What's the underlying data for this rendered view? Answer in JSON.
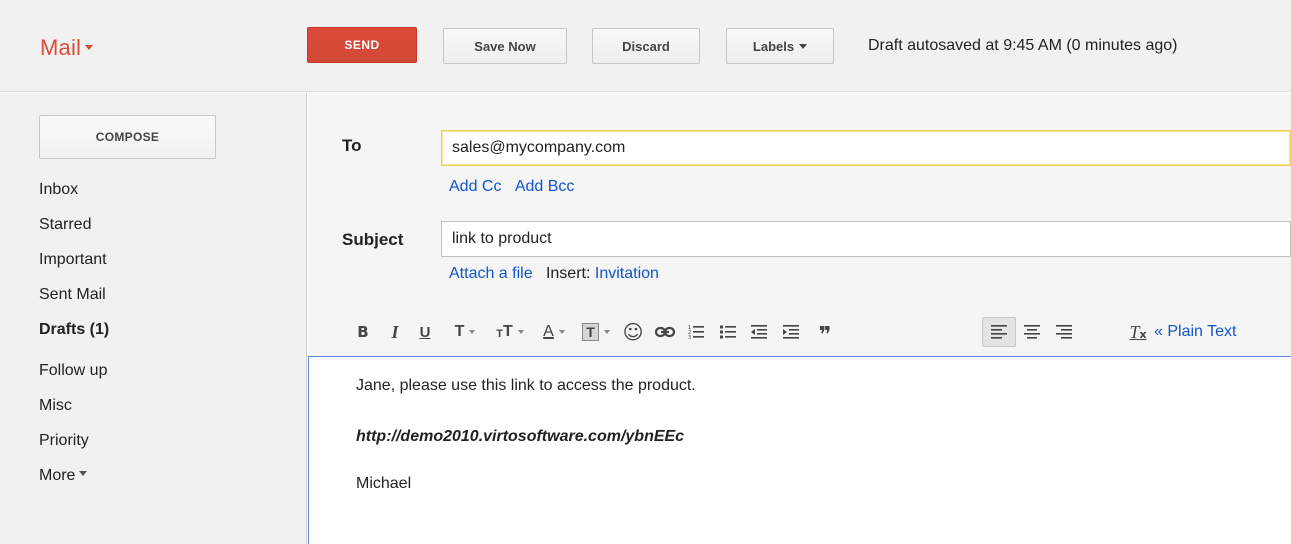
{
  "app": {
    "title": "Mail"
  },
  "toolbar": {
    "send_label": "SEND",
    "save_label": "Save Now",
    "discard_label": "Discard",
    "labels_label": "Labels",
    "autosave_text": "Draft autosaved at 9:45 AM (0 minutes ago)"
  },
  "sidebar": {
    "compose_label": "COMPOSE",
    "items": [
      {
        "label": "Inbox"
      },
      {
        "label": "Starred"
      },
      {
        "label": "Important"
      },
      {
        "label": "Sent Mail"
      },
      {
        "label": "Drafts (1)"
      },
      {
        "label": "Follow up"
      },
      {
        "label": "Misc"
      },
      {
        "label": "Priority"
      },
      {
        "label": "More"
      }
    ]
  },
  "compose": {
    "to_label": "To",
    "to_value": "sales@mycompany.com",
    "add_cc": "Add Cc",
    "add_bcc": "Add Bcc",
    "subject_label": "Subject",
    "subject_value": "link to product",
    "attach_file": "Attach a file",
    "insert_label": "Insert:",
    "invitation": "Invitation",
    "plain_text": "« Plain Text",
    "body": {
      "line1": "Jane, please use this link to access the product.",
      "url": "http://demo2010.virtosoftware.com/ybnEEc",
      "signature": "Michael"
    }
  },
  "format_tools": {
    "bold": "B",
    "italic": "I",
    "underline": "U",
    "font": "T",
    "size": "T",
    "text_color": "A",
    "highlight": "T",
    "emoji": "☺"
  },
  "colors": {
    "brand_red": "#dd4b39",
    "link_blue": "#1155cc",
    "focus_yellow": "#f0d050",
    "editor_border": "#5b86d6"
  }
}
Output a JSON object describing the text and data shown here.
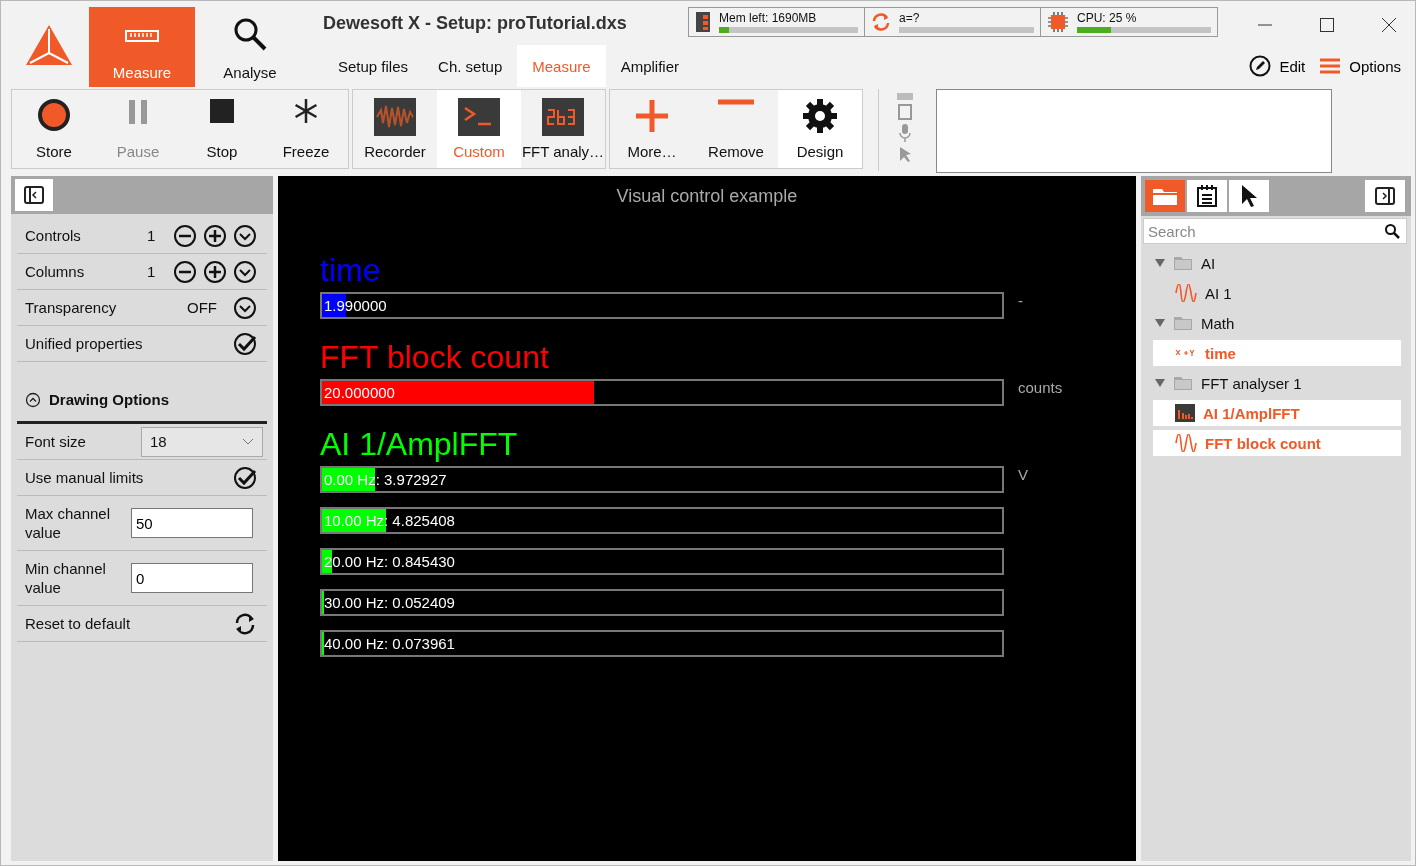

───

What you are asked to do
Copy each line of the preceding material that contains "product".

Solution to the exercise
    "subject_value": "link to product",
      "line1": "Jane, please use this link to access the product.",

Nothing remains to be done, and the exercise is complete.